"Girls" finale, women and money, money myths, kids and credit and more.
Billfold — I never watched “Girls,” but I found this post interesting. Emily says the main character Hannah Horvath, and her life as the show left it, “is an economic impossibility.” Pure Hollywood. Her job and salary as a freelance writer could never support a single mom living in New York. Emily says the shows ending mirrors Lena Dunham, who portrays Hannah.
As a writer, Emily compares her career and salary with Hannah’s — and she makes a compelling argument. It seems that the show’s creators have no grasp of the realities most freelance writers face — or regular workers face. Read this post, especially if you’re a fan. Also, check out Debt.com’s take on Walter White — Breaking Bad and Money.
Catherine Alford — Everyone makes money mistakes. Catherine points out the mistakes she’s made, including credit card debt. But the number one mistake women make, according to the 16th Annual Transamerica Retirement Survey, is “not saving enough for retirement.”
But women aren’t alone. Men don’t save enough either. But women face realities that men don’t face. They get pregnant and leave the workplace for a time. Women also live longer than men. Catherine offers tips women can use — and so could men. Check out her post if you’re worried about retirement.
Natalie Bacon — Discussions about money surround us. Personal finance bloggers do it, the media in general discusses it, and as Natalie says, friends and family too.
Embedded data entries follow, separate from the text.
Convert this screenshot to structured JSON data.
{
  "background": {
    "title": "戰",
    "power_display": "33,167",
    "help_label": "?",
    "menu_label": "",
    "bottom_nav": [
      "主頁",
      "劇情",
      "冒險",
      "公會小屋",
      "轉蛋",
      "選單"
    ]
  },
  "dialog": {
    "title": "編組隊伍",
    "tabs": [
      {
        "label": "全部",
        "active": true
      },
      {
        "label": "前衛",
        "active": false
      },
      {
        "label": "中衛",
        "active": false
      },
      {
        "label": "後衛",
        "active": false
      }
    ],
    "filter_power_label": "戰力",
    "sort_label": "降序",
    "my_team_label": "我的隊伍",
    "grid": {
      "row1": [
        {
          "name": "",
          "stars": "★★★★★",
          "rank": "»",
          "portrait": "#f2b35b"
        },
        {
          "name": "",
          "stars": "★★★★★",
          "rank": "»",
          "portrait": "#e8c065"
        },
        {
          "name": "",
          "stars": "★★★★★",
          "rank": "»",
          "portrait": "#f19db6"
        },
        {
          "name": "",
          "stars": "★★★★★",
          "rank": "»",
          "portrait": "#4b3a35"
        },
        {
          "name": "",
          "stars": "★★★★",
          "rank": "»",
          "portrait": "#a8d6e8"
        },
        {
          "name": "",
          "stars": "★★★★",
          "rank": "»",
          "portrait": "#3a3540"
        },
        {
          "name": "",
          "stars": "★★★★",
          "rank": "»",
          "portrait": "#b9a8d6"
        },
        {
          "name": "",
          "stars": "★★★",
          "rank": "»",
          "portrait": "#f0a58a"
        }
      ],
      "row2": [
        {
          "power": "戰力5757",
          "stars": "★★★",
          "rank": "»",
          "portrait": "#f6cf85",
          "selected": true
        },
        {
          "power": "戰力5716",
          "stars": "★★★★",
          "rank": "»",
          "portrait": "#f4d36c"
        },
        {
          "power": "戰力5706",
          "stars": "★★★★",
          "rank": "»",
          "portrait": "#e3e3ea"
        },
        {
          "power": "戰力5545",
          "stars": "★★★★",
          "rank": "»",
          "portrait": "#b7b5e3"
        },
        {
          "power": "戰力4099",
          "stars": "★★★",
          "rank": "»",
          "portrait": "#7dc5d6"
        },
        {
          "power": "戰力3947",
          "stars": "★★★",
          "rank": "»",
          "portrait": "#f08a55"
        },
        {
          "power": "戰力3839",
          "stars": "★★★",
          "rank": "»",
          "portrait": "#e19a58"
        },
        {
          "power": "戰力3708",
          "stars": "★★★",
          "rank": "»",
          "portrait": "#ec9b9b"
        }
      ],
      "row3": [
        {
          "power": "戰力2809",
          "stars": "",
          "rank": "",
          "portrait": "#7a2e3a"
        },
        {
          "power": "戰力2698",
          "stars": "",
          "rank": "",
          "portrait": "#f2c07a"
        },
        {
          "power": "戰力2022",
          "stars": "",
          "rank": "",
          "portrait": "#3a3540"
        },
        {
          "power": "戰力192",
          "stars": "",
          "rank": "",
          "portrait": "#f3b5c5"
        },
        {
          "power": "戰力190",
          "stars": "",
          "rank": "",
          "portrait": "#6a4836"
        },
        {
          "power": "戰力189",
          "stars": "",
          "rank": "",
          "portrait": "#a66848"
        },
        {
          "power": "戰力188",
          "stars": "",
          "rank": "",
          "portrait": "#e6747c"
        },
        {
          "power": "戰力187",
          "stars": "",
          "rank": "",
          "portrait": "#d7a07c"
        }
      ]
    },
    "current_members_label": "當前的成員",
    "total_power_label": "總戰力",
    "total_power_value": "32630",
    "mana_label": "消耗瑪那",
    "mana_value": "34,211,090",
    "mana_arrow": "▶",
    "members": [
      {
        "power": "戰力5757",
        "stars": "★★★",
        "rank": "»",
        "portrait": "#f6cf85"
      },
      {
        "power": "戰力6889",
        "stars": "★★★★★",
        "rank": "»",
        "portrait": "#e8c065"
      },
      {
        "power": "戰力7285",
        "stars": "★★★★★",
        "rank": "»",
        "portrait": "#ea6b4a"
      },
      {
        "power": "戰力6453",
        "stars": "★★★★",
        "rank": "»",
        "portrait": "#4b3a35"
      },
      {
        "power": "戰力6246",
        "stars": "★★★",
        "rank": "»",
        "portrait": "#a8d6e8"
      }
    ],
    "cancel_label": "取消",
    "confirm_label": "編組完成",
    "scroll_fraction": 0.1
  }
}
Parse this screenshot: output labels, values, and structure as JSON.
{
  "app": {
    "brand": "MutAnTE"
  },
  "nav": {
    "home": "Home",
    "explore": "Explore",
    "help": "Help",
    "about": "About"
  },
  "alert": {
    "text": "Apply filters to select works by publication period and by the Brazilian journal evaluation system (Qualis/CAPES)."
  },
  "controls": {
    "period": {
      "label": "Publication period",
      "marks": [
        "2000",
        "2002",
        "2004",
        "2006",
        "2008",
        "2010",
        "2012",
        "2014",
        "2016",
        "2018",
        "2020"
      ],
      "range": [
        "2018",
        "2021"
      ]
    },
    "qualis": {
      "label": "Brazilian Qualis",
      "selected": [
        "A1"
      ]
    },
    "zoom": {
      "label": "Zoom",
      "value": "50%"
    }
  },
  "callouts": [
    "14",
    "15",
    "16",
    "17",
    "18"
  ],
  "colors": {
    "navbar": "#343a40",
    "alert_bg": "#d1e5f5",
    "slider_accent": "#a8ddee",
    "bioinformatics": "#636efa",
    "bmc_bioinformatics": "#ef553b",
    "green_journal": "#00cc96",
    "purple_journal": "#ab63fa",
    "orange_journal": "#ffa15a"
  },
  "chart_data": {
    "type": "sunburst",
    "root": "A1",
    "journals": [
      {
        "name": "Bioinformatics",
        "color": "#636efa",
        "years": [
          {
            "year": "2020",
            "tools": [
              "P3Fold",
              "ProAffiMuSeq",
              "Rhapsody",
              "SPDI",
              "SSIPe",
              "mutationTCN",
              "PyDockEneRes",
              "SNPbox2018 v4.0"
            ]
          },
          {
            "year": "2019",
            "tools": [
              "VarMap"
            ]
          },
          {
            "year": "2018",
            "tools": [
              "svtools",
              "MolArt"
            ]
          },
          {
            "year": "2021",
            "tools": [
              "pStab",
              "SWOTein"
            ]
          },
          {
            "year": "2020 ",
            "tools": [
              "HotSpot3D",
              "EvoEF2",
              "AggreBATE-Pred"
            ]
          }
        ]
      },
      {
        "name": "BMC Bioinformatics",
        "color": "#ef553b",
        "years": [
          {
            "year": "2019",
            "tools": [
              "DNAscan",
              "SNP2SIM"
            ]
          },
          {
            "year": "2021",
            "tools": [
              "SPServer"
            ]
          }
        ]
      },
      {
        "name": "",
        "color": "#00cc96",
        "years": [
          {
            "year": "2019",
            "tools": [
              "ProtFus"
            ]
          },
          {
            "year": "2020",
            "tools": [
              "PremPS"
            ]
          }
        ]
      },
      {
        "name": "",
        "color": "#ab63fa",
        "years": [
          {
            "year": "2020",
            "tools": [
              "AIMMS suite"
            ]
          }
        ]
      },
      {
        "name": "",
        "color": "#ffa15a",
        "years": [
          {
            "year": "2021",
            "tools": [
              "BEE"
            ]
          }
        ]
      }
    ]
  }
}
And as everyone talks, the myths accumulate. She points out nine that you should ignore.
I like the fourth one: “As long as you can afford the monthly payment, you can afford to buy it.” She recommends looking at the total payment rather than the monthly payment. For example, a $350 a month car payment may seem reasonable. But what about the total, with interest tacked on? Read about her other money myths.
Money Talks News — Nancy says kids should begin building credit as early as their junior year in high school. But parents must first discuss how credit works — thus, the first step: communication. Make certain they understand the basics such as timely payments and overspending.
I like the third step: “Don’t let them walk away from gym memberships (and the like).” This also teaches kids to read the fine print in contracts. For example, if they don’t understand or know the cancellation policies a gym or other place maintains, walking away could hurt their credit. Here are 5 other credit score killers.
Kayla Sloan — Kayla says, “Paying off debt sucks.” It takes hard work, “sacrifice and dedication.” She knows because she’s been paying down her credit card debt for over four long years. But through her experience, she found five things that helped make the journey a bit easier.
I like the last one: “Find Accountability.” If your debt-free journey starts overwhelming you, don’t give up, ask for help. A friend or family member would probably assist you in a heartbeat — especially if they’re also paying off debt. Check out how this personal finances blogger paid down debt.
Article last modified on August 30, 2017. Published by Debt.com, LLC .